*Task data*.

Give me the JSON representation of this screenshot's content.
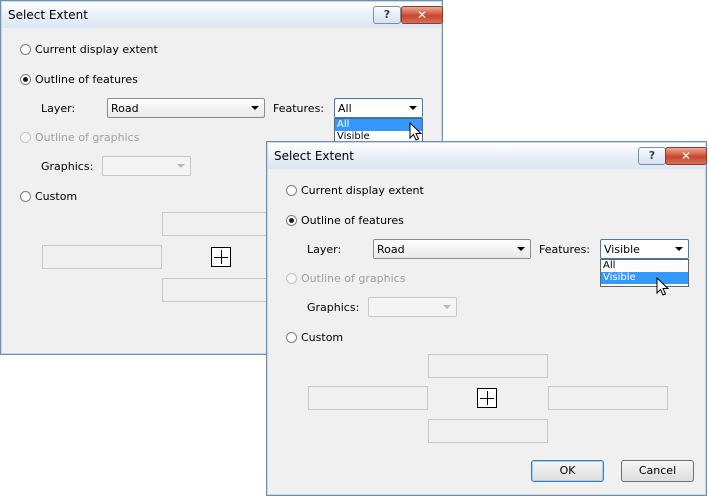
{
  "dialogs": [
    {
      "title": "Select Extent",
      "help_label": "?",
      "close_label": "✕",
      "radio_current": "Current display extent",
      "radio_outline_features": "Outline of features",
      "layer_label": "Layer:",
      "layer_value": "Road",
      "features_label": "Features:",
      "features_value": "All",
      "features_options": [
        "All",
        "Visible"
      ],
      "features_highlighted": "All",
      "radio_outline_graphics": "Outline of graphics",
      "graphics_label": "Graphics:",
      "radio_custom": "Custom"
    },
    {
      "title": "Select Extent",
      "help_label": "?",
      "close_label": "✕",
      "radio_current": "Current display extent",
      "radio_outline_features": "Outline of features",
      "layer_label": "Layer:",
      "layer_value": "Road",
      "features_label": "Features:",
      "features_value": "Visible",
      "features_options": [
        "All",
        "Visible"
      ],
      "features_highlighted": "Visible",
      "radio_outline_graphics": "Outline of graphics",
      "graphics_label": "Graphics:",
      "radio_custom": "Custom",
      "ok_label": "OK",
      "cancel_label": "Cancel"
    }
  ],
  "icons": {
    "help": "help-icon",
    "close": "close-icon",
    "dropdown": "chevron-down-icon",
    "pan": "pan-extent-icon",
    "cursor": "mouse-pointer-icon"
  }
}
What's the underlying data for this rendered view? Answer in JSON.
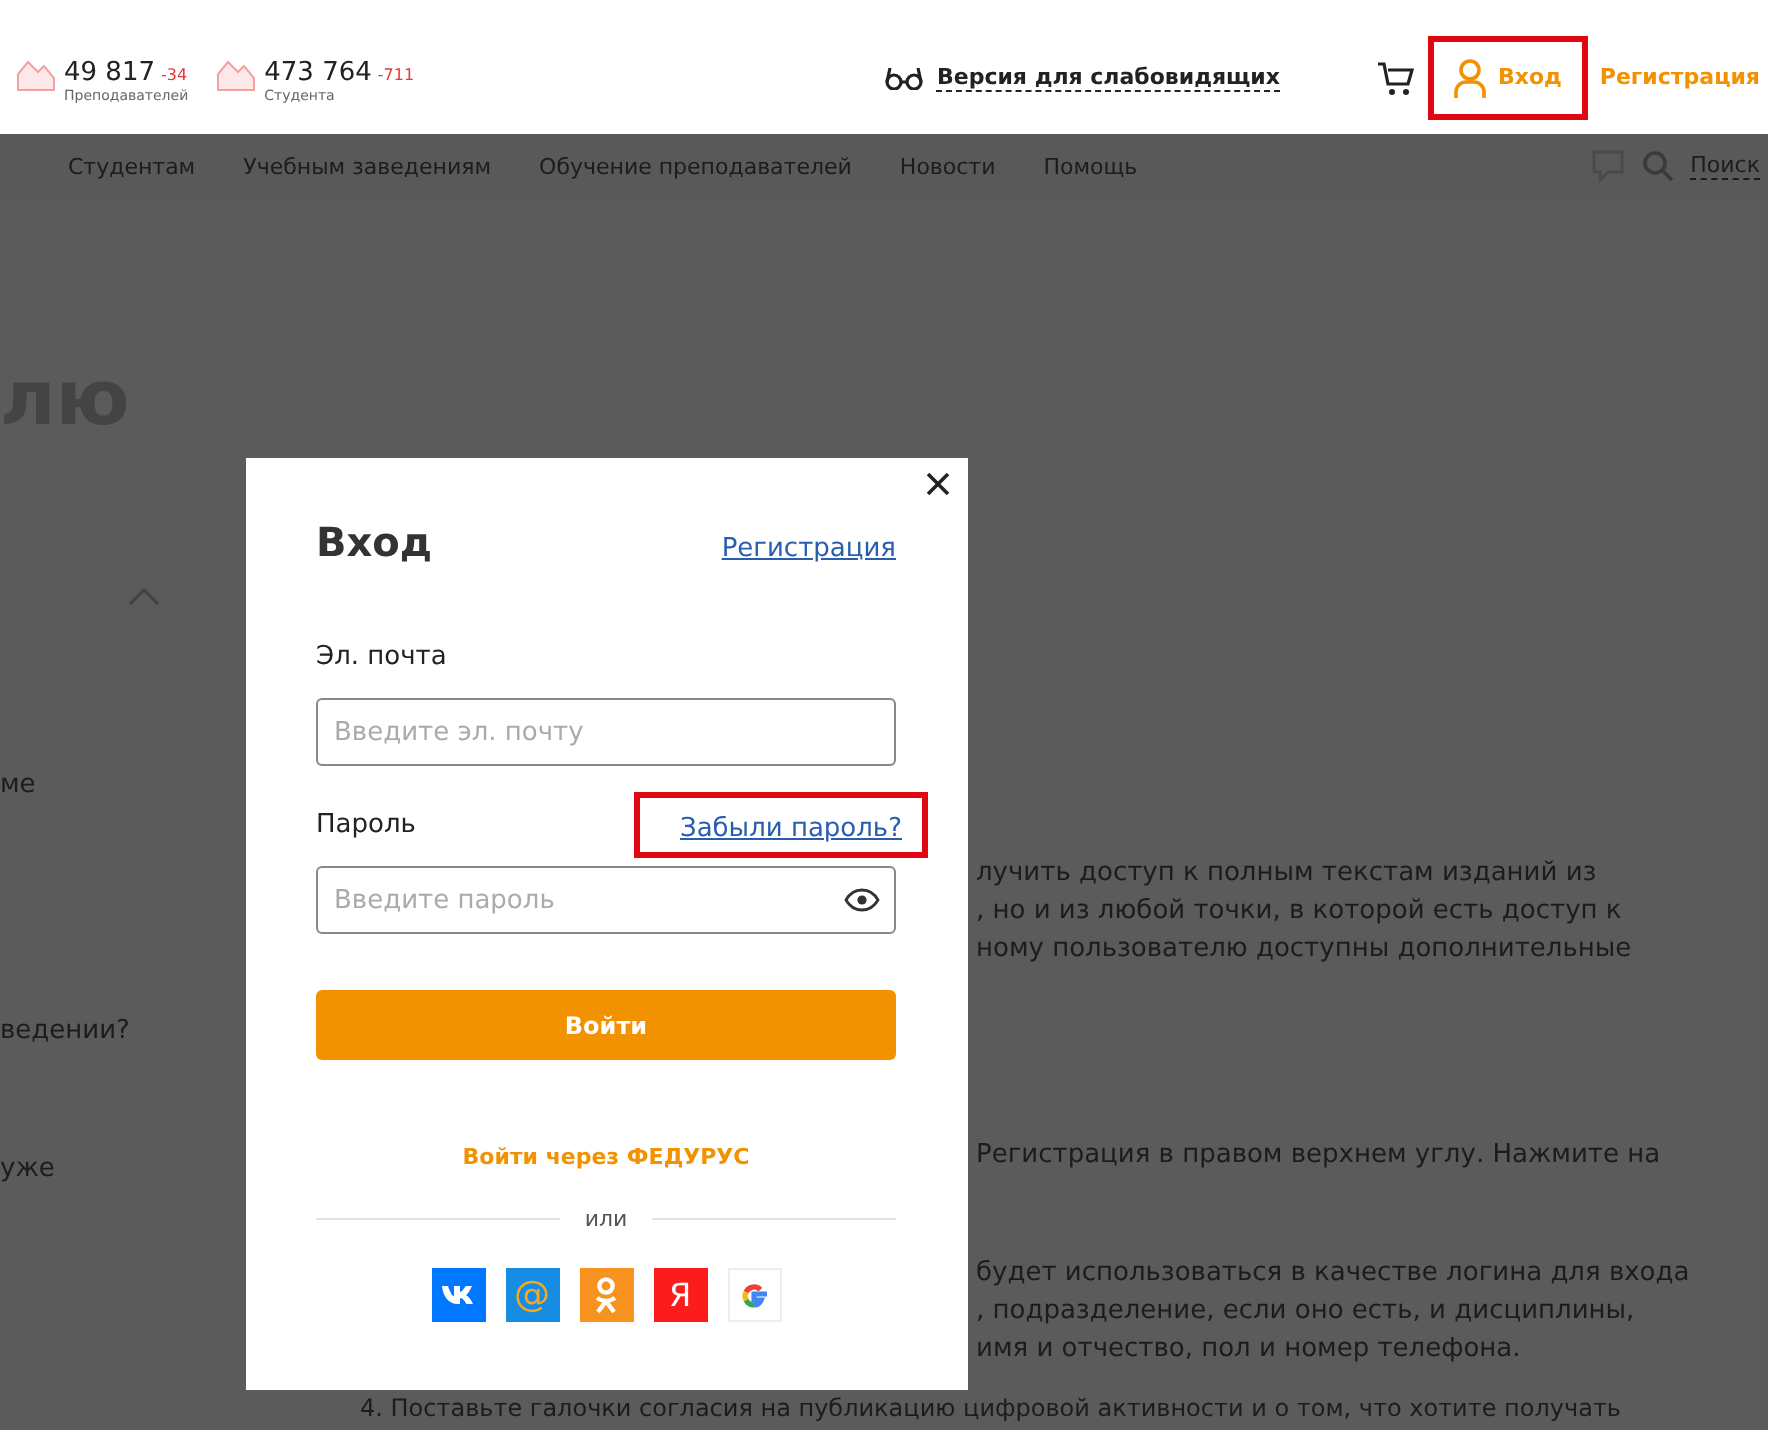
{
  "header": {
    "stats": [
      {
        "value": "49 817",
        "delta": "-34",
        "label": "Преподавателей"
      },
      {
        "value": "473 764",
        "delta": "-711",
        "label": "Студента"
      }
    ],
    "accessibility_link": "Версия для слабовидящих",
    "login": {
      "label": "Вход",
      "highlighted": true
    },
    "register": "Регистрация"
  },
  "nav": {
    "items": [
      "Студентам",
      "Учебным заведениям",
      "Обучение преподавателей",
      "Новости",
      "Помощь"
    ],
    "search": "Поиск"
  },
  "background": {
    "heading": "лю",
    "left_texts": [
      "ме",
      "ведении?",
      "уже"
    ],
    "paragraphs": [
      [
        "лучить доступ к полным текстам изданий из",
        ", но и из любой точки, в которой есть доступ к",
        "ному пользователю доступны дополнительные"
      ],
      [
        "Регистрация в правом верхнем углу. Нажмите на"
      ],
      [
        "будет использоваться в качестве логина для входа",
        ", подразделение, если оно есть, и дисциплины,",
        "имя и отчество, пол и номер телефона."
      ]
    ],
    "footer_line": "4. Поставьте галочки согласия на публикацию цифровой активности и о том, что хотите получать"
  },
  "dialog": {
    "title": "Вход",
    "register_link": "Регистрация",
    "fields": [
      {
        "kind": "email",
        "label": "Эл. почта",
        "placeholder": "Введите эл. почту"
      },
      {
        "kind": "password",
        "label": "Пароль",
        "placeholder": "Введите пароль",
        "link": {
          "label": "Забыли пароль?",
          "highlighted": true
        }
      }
    ],
    "submit": "Войти",
    "alt_login": "Войти через ФЕДУРУС",
    "divider": "или",
    "social": [
      {
        "kind": "vk"
      },
      {
        "kind": "mail",
        "glyph": "@"
      },
      {
        "kind": "ok"
      },
      {
        "kind": "yandex",
        "glyph": "Я"
      },
      {
        "kind": "google"
      }
    ]
  }
}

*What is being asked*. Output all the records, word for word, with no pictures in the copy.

*Finished exercise*.
Give me the JSON representation of this screenshot's content.
{
  "dialogs": [
    {
      "title": "Select Extent",
      "help_label": "?",
      "close_label": "✕",
      "radio_current": "Current display extent",
      "radio_outline_features": "Outline of features",
      "layer_label": "Layer:",
      "layer_value": "Road",
      "features_label": "Features:",
      "features_value": "All",
      "features_options": [
        "All",
        "Visible"
      ],
      "features_highlighted": "All",
      "radio_outline_graphics": "Outline of graphics",
      "graphics_label": "Graphics:",
      "radio_custom": "Custom"
    },
    {
      "title": "Select Extent",
      "help_label": "?",
      "close_label": "✕",
      "radio_current": "Current display extent",
      "radio_outline_features": "Outline of features",
      "layer_label": "Layer:",
      "layer_value": "Road",
      "features_label": "Features:",
      "features_value": "Visible",
      "features_options": [
        "All",
        "Visible"
      ],
      "features_highlighted": "Visible",
      "radio_outline_graphics": "Outline of graphics",
      "graphics_label": "Graphics:",
      "radio_custom": "Custom",
      "ok_label": "OK",
      "cancel_label": "Cancel"
    }
  ],
  "icons": {
    "help": "help-icon",
    "close": "close-icon",
    "dropdown": "chevron-down-icon",
    "pan": "pan-extent-icon",
    "cursor": "mouse-pointer-icon"
  }
}
What's the underlying data for this rendered view? Answer in JSON.
{
  "header": {
    "stats": [
      {
        "value": "49 817",
        "delta": "-34",
        "label": "Преподавателей"
      },
      {
        "value": "473 764",
        "delta": "-711",
        "label": "Студента"
      }
    ],
    "accessibility_link": "Версия для слабовидящих",
    "login": {
      "label": "Вход",
      "highlighted": true
    },
    "register": "Регистрация"
  },
  "nav": {
    "items": [
      "Студентам",
      "Учебным заведениям",
      "Обучение преподавателей",
      "Новости",
      "Помощь"
    ],
    "search": "Поиск"
  },
  "background": {
    "heading": "лю",
    "left_texts": [
      "ме",
      "ведении?",
      "уже"
    ],
    "paragraphs": [
      [
        "лучить доступ к полным текстам изданий из",
        ", но и из любой точки, в которой есть доступ к",
        "ному пользователю доступны дополнительные"
      ],
      [
        "Регистрация в правом верхнем углу. Нажмите на"
      ],
      [
        "будет использоваться в качестве логина для входа",
        ", подразделение, если оно есть, и дисциплины,",
        "имя и отчество, пол и номер телефона."
      ]
    ],
    "footer_line": "4. Поставьте галочки согласия на публикацию цифровой активности и о том, что хотите получать"
  },
  "dialog": {
    "title": "Вход",
    "register_link": "Регистрация",
    "fields": [
      {
        "kind": "email",
        "label": "Эл. почта",
        "placeholder": "Введите эл. почту"
      },
      {
        "kind": "password",
        "label": "Пароль",
        "placeholder": "Введите пароль",
        "link": {
          "label": "Забыли пароль?",
          "highlighted": true
        }
      }
    ],
    "submit": "Войти",
    "alt_login": "Войти через ФЕДУРУС",
    "divider": "или",
    "social": [
      {
        "kind": "vk"
      },
      {
        "kind": "mail",
        "glyph": "@"
      },
      {
        "kind": "ok"
      },
      {
        "kind": "yandex",
        "glyph": "Я"
      },
      {
        "kind": "google"
      }
    ]
  }
}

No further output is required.